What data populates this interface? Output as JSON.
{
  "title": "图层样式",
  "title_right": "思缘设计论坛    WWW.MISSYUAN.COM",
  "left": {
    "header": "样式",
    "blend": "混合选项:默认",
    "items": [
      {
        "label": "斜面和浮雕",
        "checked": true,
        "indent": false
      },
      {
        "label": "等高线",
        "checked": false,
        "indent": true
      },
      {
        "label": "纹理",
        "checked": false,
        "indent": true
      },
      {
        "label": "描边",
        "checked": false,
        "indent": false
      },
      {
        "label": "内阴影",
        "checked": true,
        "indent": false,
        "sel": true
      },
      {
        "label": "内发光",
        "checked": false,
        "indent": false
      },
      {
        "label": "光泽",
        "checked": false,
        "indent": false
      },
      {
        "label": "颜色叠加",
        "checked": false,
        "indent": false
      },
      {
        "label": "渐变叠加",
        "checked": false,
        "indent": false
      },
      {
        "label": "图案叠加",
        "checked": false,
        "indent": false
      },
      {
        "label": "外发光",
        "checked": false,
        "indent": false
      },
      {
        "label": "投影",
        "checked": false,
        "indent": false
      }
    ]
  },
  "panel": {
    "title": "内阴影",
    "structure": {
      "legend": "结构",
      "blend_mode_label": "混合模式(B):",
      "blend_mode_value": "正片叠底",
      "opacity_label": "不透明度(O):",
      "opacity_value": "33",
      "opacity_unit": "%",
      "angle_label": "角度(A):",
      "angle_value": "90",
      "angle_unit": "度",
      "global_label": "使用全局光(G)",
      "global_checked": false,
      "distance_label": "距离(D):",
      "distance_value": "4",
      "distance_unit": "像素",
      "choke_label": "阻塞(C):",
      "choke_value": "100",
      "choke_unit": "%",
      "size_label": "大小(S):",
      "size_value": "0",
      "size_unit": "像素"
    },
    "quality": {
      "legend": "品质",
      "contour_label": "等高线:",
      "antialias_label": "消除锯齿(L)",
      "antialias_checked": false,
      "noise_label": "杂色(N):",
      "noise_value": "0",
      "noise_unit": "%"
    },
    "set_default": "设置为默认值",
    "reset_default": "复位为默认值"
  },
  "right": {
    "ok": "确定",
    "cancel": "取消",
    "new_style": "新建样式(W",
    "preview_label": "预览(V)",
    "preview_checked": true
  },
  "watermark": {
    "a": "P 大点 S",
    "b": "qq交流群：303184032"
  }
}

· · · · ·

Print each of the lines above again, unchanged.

**Solution for this task:**
What data populates this interface? Output as JSON.
{
  "title": "图层样式",
  "title_right": "思缘设计论坛    WWW.MISSYUAN.COM",
  "left": {
    "header": "样式",
    "blend": "混合选项:默认",
    "items": [
      {
        "label": "斜面和浮雕",
        "checked": true,
        "indent": false
      },
      {
        "label": "等高线",
        "checked": false,
        "indent": true
      },
      {
        "label": "纹理",
        "checked": false,
        "indent": true
      },
      {
        "label": "描边",
        "checked": false,
        "indent": false
      },
      {
        "label": "内阴影",
        "checked": true,
        "indent": false,
        "sel": true
      },
      {
        "label": "内发光",
        "checked": false,
        "indent": false
      },
      {
        "label": "光泽",
        "checked": false,
        "indent": false
      },
      {
        "label": "颜色叠加",
        "checked": false,
        "indent": false
      },
      {
        "label": "渐变叠加",
        "checked": false,
        "indent": false
      },
      {
        "label": "图案叠加",
        "checked": false,
        "indent": false
      },
      {
        "label": "外发光",
        "checked": false,
        "indent": false
      },
      {
        "label": "投影",
        "checked": false,
        "indent": false
      }
    ]
  },
  "panel": {
    "title": "内阴影",
    "structure": {
      "legend": "结构",
      "blend_mode_label": "混合模式(B):",
      "blend_mode_value": "正片叠底",
      "opacity_label": "不透明度(O):",
      "opacity_value": "33",
      "opacity_unit": "%",
      "angle_label": "角度(A):",
      "angle_value": "90",
      "angle_unit": "度",
      "global_label": "使用全局光(G)",
      "global_checked": false,
      "distance_label": "距离(D):",
      "distance_value": "4",
      "distance_unit": "像素",
      "choke_label": "阻塞(C):",
      "choke_value": "100",
      "choke_unit": "%",
      "size_label": "大小(S):",
      "size_value": "0",
      "size_unit": "像素"
    },
    "quality": {
      "legend": "品质",
      "contour_label": "等高线:",
      "antialias_label": "消除锯齿(L)",
      "antialias_checked": false,
      "noise_label": "杂色(N):",
      "noise_value": "0",
      "noise_unit": "%"
    },
    "set_default": "设置为默认值",
    "reset_default": "复位为默认值"
  },
  "right": {
    "ok": "确定",
    "cancel": "取消",
    "new_style": "新建样式(W",
    "preview_label": "预览(V)",
    "preview_checked": true
  },
  "watermark": {
    "a": "P 大点 S",
    "b": "qq交流群：303184032"
  }
}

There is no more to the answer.